An investigation by the Maharashtra Anti-Terrorism Squad (ATS) led by Hemant Karkare (killed in the 26/11 attack) pointed to the involvement of outfits such as Abhinav Bharat, Rashtriya Jagran Manch, Sharda Sarvagya Peeth and Hindu Rashtra Sena.

Given the political stakes involved, justice for Malegaon seems to be a long shot

Among those arrested by the ATS were Sadhvi Pragya Thakur and Shrikant Purohit, a serving colonel in the Indian Army.

This raised the hackles of the BJP and the Hindu Right, who alleged that the Congress-led government had a communal agenda. The BJP also protested the appointment of SC Sinha to the National Human Rights Commission.

It was during Sinha's tenure as the NIA chief that the agency had cracked down on terror linked to saffron groups.

The build-up
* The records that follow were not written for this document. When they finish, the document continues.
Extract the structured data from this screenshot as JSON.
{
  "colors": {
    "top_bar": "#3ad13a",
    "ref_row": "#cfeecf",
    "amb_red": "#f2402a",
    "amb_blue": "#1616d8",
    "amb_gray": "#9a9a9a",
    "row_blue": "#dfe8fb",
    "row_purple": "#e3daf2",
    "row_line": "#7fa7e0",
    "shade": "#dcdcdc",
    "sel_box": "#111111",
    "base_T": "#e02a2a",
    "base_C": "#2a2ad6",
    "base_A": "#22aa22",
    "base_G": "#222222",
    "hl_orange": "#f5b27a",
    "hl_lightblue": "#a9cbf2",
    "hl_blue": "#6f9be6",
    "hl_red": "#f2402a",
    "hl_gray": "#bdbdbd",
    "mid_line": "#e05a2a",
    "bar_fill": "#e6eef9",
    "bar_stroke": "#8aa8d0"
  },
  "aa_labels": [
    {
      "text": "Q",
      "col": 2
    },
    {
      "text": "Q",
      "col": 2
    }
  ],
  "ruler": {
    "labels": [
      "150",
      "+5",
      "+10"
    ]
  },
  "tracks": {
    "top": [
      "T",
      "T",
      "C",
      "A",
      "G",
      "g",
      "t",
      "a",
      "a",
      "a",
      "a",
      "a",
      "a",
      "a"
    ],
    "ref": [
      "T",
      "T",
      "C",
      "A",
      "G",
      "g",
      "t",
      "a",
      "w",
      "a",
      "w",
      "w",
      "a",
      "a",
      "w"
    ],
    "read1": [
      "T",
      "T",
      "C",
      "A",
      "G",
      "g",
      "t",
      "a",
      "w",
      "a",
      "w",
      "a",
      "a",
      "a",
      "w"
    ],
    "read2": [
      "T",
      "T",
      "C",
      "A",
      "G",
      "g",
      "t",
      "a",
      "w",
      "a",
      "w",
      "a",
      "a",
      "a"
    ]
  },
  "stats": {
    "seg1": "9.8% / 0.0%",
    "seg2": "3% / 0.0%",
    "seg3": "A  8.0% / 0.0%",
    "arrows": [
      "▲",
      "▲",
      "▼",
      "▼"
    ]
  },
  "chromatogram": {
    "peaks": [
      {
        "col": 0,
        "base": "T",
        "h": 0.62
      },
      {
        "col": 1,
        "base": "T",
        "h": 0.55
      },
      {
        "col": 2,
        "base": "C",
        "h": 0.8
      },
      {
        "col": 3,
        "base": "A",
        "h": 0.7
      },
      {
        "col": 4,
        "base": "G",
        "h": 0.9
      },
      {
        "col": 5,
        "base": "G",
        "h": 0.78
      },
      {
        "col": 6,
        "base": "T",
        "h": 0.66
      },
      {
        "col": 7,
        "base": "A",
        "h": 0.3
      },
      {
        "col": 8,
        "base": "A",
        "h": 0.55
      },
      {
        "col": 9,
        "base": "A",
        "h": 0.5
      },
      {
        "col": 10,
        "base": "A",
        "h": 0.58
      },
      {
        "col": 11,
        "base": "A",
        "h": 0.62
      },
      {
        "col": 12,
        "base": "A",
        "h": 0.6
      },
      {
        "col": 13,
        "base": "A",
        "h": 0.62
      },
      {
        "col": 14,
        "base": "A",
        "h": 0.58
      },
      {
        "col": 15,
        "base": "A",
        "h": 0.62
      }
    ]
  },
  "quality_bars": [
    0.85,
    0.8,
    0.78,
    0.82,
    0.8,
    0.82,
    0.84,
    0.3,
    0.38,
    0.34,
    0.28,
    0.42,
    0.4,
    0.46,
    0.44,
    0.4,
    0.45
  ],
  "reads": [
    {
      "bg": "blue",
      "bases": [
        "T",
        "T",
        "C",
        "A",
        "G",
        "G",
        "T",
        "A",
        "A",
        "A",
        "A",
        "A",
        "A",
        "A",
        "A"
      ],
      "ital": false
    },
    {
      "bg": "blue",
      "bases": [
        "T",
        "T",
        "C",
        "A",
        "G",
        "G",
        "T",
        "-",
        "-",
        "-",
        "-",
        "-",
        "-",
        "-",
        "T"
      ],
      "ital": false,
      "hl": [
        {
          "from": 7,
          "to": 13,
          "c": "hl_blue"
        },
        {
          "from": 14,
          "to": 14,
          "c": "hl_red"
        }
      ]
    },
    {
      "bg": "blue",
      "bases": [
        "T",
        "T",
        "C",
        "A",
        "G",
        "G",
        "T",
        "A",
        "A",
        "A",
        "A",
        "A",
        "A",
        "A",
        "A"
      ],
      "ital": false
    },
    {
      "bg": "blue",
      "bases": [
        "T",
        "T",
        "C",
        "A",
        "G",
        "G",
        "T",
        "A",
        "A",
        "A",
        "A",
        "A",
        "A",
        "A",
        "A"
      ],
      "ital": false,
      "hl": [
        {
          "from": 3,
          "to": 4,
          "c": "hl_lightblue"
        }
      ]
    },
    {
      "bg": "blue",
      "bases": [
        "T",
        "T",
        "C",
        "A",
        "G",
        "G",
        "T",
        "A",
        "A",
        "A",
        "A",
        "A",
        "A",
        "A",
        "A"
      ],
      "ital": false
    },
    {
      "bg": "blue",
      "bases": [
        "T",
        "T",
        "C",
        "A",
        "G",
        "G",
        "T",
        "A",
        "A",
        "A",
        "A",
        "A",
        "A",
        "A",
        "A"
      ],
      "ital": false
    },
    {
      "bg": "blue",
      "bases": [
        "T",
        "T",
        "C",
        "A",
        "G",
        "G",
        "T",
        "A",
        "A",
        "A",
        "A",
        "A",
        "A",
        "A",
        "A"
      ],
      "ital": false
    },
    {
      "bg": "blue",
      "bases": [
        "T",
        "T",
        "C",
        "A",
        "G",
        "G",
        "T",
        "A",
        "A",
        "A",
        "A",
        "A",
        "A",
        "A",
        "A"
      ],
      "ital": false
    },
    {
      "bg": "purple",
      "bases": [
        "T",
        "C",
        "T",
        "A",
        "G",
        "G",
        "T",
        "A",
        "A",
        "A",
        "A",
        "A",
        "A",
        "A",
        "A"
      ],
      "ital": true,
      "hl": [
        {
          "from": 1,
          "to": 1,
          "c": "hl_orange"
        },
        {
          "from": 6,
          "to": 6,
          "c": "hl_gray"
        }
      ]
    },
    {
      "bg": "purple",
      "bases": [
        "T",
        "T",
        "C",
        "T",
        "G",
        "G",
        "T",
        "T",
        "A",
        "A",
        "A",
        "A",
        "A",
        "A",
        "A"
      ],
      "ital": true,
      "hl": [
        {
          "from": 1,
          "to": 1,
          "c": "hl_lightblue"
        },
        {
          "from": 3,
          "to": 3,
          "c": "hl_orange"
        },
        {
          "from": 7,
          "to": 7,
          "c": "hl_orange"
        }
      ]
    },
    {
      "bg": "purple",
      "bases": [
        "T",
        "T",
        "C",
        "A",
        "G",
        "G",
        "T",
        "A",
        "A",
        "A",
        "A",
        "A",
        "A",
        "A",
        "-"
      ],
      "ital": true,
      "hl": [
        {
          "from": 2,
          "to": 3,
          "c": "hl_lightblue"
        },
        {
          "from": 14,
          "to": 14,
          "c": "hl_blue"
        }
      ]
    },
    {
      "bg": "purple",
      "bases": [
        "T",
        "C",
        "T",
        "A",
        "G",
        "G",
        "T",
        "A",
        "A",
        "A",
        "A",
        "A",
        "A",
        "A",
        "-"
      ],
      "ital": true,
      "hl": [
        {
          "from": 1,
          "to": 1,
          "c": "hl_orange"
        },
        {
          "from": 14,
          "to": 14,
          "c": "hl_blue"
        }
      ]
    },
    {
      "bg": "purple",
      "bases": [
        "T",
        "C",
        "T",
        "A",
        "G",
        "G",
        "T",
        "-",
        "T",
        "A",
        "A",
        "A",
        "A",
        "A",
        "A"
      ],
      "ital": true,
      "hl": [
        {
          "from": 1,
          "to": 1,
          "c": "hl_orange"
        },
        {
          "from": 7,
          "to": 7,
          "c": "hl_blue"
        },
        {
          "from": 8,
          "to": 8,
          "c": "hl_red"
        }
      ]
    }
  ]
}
The fall-out of the 2006 blasts was more convoluted. Several bombs went off in Malegaon on 8 September 2008, killing 37 and injuring 25.

In 2010, the CBI and the ATS accused nine Muslims for the blasts. Interestingly, most victims were Muslims who had gathered for prayers.

The twist in the tale came the next year, with the confessions of Swami Aseemanand, an RSS pracharak arrested by the CBI for plotting the 2007 blasts.

The swami, also known as Naba Kumar Sarkar, told a magistrate that RSS and its affiliates were responsible for all the attacks, including those in Malegaon.

Aseemanand later retracted the confession, but because of his statement, the NIA did not oppose the bail pleas of the nine arrested. The ATS, however, continued accusing them, putting the two agencies at loggerheads.

SC's dilemma

It is not going to be easy to untangle a mess like this. The resolution of some of these issues may not even be possible through judicial orders.

The first is the issue of Salian: can it be proved in court that the NIA had acted maliciously against her? It will be difficult to set a standard for such proof.

If the court sides with Salian, the accused could claim that she be allowed to continue as the SPP. That would pit her against the NIA, which she would represent.

On the other hand, even if the court appoints a new prosecutor, doubts about the NIA's motives would persist.

Second, Mander's case rests upon Aseemanand's now-retracted confession and an interview with the Caravan magazine, in which he reiterated that top RSS leaders and functionaries were involved in the attacks. However, he later denied that too.

The truth can be established only by a trial. In principle, a chargesheet carries far more weight than a retracted confession, so which would the court choose?

It is also difficult to resolve the conflict between the NIA and the ATS. The current government would risk alienating its largest political constituency and allies if it backs the NIA contention. If it goes with the ATS case, it will draw flak for being anti-Muslim.

The court can neither direct the government to decide, nor impose a ruling upon something that is the government's prerogative.

Third, siding with either the NIA or Salian will make it look like the Supreme Court has presumptively decided in favour of one side. It would amount to the apex court virtually donning the mantle of a trial court - a violation of legal principles.

That leaves only way out: the government and the investigative agencies must be completely transparent. But, given the stakes involved, justice for Malegaon might be a long shot.

First published: 19 August 2015, 23:12 IST
Saurav Datta @SauravDatta29

Saurav Datta works in the fields of media law and criminal justice reform in Mumbai and Delhi.